  • Oncology Staff Nurses: These nurses provide direct patient care, administering chemotherapy, monitoring vital signs, and managing side effects of treatment.
  • Oncology Nurse Navigators: These nurses work closely with patients and their families to provide support and guidance throughout the cancer care process. They help patients understand their diagnosis and treatment options, coordinate care with other healthcare providers, and offer emotional support.
  • Oncology Advanced Practice Nurses: These nurses have advanced degrees in nursing and provide specialized care to cancer patients. They can diagnose and treat cancer, prescribe medication, and provide supportive care.
  • Oncology Clinical Nurse Specialists: These nurses are experts in a specific area of cancer care, such as radiation therapy or pain management. They provide education to other healthcare providers and develop treatment plans for patients.
  • Oncology Nurse Educators: These nurses teach patients and their families about cancer, treatment options, and how to manage side effects.
  • Oncology Research Nurses: These nurses work with clinical trial patients, collecting data and monitoring patients for adverse effects. They also provide education to patients about clinical trials and help them navigate the process.

Oncology nurses have distinct personalities. Think you might match up? Take the free career test to find out if oncology nurse is one of your top career matches. Take the free test now Learn more about the career test

What is the workplace of an Oncology Nurse like?

The workplace of an oncology nurse can vary depending on their specific role and place of employment. However, there are some commonalities across settings. Oncology nurses can work in a variety of settings, including hospitals, cancer centers, outpatient clinics, and hospice care facilities.

In hospital settings, oncology nurses work on oncology units or in infusion centers, where patients receive chemotherapy or other treatments. They may also work in the operating room, assisting with surgeries related to cancer treatment. Hospital-based oncology nurses often work long shifts and may have to respond to emergencies, such as patients experiencing severe side effects.

In outpatient settings, such as cancer centers or clinics, oncology nurses provide ongoing care to patients with cancer. They may administer chemotherapy or other treatments, monitor patients for side effects, and provide education and support to patients and their families. Outpatient oncology nurses often have regular hours and may work closely with other healthcare providers, such as oncologists and social workers, to provide comprehensive care.

Hospice care facilities are another workplace option for oncology nurses. In this setting, nurses provide end-of-life care to patients with terminal cancer.
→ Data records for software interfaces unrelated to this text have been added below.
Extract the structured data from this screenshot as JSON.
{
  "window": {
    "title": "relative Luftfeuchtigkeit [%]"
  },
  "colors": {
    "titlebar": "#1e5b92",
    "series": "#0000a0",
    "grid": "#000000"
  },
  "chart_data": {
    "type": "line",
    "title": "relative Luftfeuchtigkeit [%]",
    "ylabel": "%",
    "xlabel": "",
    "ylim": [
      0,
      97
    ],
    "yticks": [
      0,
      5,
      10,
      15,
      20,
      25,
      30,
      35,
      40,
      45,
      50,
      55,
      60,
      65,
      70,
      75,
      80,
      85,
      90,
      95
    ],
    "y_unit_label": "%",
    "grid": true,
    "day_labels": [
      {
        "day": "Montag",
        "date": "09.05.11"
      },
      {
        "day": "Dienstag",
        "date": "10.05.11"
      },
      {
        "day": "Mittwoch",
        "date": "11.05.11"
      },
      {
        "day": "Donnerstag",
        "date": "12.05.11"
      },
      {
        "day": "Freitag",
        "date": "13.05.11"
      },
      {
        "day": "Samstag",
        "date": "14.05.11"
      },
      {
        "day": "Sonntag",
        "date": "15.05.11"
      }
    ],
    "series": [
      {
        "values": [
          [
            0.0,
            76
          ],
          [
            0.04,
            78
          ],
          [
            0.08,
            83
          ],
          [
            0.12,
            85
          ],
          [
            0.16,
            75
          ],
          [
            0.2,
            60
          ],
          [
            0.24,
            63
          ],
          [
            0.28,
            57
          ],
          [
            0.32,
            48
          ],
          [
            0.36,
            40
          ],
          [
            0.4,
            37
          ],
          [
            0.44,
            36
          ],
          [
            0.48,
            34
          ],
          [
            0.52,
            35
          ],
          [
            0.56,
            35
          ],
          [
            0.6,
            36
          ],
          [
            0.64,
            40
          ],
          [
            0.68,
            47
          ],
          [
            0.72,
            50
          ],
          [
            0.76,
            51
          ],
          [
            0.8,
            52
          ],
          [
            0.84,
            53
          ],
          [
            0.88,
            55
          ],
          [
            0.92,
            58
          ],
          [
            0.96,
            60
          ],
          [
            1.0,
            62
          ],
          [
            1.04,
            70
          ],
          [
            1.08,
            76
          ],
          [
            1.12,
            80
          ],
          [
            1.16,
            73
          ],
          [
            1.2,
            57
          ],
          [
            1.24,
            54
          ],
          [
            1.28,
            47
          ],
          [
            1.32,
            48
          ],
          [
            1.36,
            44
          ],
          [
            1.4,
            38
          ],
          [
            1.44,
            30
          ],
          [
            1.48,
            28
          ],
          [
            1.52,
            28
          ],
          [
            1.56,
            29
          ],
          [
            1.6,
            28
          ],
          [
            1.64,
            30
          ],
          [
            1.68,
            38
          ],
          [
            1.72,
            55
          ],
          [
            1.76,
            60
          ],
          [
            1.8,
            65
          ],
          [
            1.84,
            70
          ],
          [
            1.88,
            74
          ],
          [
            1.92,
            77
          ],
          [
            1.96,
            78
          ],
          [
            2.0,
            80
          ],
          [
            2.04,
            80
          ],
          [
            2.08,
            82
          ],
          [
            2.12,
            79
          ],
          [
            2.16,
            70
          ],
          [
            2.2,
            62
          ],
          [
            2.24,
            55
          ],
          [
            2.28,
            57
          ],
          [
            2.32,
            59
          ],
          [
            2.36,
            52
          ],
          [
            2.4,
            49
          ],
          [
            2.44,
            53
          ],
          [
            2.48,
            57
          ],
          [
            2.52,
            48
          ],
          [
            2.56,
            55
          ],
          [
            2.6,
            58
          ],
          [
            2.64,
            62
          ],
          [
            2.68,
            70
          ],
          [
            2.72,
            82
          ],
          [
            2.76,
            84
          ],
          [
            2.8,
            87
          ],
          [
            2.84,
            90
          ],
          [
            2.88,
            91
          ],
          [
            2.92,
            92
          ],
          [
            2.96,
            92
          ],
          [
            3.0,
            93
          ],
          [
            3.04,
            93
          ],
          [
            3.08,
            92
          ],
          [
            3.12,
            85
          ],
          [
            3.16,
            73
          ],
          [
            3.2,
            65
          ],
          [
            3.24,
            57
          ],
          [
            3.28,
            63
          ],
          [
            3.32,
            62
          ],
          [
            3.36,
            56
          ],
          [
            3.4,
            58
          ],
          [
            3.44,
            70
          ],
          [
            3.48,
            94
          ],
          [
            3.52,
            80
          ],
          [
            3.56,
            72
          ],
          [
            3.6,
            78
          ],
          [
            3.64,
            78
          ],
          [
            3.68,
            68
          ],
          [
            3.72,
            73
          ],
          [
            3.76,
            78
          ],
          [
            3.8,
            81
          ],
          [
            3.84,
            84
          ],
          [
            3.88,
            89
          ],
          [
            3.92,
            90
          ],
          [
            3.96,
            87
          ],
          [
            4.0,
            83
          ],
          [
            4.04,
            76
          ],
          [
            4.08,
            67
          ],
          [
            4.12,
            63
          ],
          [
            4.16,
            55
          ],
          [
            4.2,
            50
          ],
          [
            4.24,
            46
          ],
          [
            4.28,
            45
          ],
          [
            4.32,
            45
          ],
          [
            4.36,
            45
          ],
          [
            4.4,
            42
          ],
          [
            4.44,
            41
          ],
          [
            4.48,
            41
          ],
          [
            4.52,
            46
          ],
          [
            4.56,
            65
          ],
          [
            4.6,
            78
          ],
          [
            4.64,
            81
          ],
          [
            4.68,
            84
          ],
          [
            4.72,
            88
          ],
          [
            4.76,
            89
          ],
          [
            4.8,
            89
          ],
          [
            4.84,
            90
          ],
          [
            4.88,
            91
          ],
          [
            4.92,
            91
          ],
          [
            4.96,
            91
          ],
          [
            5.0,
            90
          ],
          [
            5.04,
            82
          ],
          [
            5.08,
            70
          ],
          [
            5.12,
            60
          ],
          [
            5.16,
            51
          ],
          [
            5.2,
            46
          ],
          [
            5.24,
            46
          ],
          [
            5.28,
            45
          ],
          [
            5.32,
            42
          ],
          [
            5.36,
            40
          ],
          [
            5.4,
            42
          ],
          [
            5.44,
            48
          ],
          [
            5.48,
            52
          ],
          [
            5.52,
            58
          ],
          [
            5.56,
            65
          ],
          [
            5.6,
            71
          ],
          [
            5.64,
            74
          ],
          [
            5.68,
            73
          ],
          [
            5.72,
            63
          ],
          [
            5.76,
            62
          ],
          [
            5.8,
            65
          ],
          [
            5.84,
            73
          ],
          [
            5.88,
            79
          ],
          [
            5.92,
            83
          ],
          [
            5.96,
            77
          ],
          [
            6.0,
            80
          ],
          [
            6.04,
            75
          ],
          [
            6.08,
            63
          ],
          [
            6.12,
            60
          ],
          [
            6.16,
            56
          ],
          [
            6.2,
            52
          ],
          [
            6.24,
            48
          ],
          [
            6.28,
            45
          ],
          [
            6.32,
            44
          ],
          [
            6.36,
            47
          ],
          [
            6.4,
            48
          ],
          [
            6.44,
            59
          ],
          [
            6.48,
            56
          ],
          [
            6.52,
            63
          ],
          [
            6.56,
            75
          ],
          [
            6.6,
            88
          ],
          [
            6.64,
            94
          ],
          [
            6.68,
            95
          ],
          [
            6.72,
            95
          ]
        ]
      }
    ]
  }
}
They may administer pain medication, manage symptoms, and provide emotional support to patients and their families during this difficult time.

Frequently Asked Questions



Continue reading

Oncology Nurses are also known as:
Oncology Registered Nurse